* **TASK DIRECTIONS**
Find all lines in the records that include the word "this", and copy them out.

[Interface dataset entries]
[Start of Attachment]
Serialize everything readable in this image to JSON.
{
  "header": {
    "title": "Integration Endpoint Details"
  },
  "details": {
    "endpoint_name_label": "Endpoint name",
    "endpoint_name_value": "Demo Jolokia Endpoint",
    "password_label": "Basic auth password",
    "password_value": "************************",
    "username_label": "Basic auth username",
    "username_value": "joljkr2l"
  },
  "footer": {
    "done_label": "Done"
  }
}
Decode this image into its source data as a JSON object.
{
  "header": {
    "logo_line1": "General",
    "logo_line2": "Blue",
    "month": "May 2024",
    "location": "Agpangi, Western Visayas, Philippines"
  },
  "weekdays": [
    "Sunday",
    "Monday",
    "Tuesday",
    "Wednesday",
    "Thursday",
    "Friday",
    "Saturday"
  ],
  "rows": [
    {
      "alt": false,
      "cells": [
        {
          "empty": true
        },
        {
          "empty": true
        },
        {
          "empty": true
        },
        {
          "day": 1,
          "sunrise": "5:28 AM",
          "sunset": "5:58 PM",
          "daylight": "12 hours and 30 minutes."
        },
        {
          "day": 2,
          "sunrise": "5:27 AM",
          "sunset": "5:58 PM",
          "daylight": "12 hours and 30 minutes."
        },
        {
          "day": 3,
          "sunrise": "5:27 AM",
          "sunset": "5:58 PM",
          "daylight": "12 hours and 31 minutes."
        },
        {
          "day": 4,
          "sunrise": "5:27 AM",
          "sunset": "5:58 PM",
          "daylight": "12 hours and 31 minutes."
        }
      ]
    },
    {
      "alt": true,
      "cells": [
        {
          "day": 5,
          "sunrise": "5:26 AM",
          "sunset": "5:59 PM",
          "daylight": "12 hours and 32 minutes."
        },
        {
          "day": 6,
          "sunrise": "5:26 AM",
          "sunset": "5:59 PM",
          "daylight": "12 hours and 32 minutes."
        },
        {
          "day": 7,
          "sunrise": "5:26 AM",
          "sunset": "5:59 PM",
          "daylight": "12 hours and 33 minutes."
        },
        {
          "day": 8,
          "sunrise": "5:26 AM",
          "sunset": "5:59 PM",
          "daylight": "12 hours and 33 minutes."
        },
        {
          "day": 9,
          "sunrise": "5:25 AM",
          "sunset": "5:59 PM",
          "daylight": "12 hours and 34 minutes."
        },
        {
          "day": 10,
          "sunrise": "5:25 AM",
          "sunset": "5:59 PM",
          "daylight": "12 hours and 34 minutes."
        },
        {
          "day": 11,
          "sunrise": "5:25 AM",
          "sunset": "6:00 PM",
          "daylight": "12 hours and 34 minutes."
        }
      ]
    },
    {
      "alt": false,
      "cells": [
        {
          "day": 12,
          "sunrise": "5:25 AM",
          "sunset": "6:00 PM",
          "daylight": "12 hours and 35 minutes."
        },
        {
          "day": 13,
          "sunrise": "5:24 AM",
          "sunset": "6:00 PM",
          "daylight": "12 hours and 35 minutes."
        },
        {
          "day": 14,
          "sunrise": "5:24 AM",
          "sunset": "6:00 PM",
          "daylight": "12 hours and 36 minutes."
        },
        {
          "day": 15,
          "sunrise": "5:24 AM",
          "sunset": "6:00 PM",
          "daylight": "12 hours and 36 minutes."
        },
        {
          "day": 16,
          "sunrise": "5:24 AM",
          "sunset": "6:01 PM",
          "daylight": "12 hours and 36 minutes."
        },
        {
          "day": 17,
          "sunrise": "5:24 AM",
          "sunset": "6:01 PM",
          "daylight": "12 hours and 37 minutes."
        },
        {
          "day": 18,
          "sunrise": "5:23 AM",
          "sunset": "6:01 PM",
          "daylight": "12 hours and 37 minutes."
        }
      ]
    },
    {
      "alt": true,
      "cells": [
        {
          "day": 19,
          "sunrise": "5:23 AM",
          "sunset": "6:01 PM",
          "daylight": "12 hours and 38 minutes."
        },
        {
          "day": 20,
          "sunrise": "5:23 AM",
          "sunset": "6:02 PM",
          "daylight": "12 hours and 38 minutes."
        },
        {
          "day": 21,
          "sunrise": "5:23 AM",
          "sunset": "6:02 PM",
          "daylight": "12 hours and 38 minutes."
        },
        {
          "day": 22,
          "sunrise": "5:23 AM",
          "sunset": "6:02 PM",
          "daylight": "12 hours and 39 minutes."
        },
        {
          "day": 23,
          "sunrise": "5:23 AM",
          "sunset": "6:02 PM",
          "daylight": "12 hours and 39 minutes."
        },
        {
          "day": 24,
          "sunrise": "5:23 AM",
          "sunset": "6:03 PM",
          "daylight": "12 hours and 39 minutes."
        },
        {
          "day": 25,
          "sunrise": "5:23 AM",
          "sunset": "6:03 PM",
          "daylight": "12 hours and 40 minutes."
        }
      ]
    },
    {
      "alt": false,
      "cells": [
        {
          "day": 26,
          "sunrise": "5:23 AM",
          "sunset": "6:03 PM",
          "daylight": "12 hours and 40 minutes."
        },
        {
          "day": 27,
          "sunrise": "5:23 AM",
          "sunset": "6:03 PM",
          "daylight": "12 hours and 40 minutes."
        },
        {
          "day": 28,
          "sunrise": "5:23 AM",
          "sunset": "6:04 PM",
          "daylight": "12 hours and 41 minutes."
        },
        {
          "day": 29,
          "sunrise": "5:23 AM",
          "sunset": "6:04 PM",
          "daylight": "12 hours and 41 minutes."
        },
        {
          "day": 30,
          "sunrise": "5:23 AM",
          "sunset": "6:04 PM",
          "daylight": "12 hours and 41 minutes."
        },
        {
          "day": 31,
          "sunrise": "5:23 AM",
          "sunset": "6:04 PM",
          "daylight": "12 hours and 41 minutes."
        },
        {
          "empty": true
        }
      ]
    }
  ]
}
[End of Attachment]
* **ANSWER BOX**
Serialize everything readable in this image to JSON.
Decode this image into its source data as a JSON object.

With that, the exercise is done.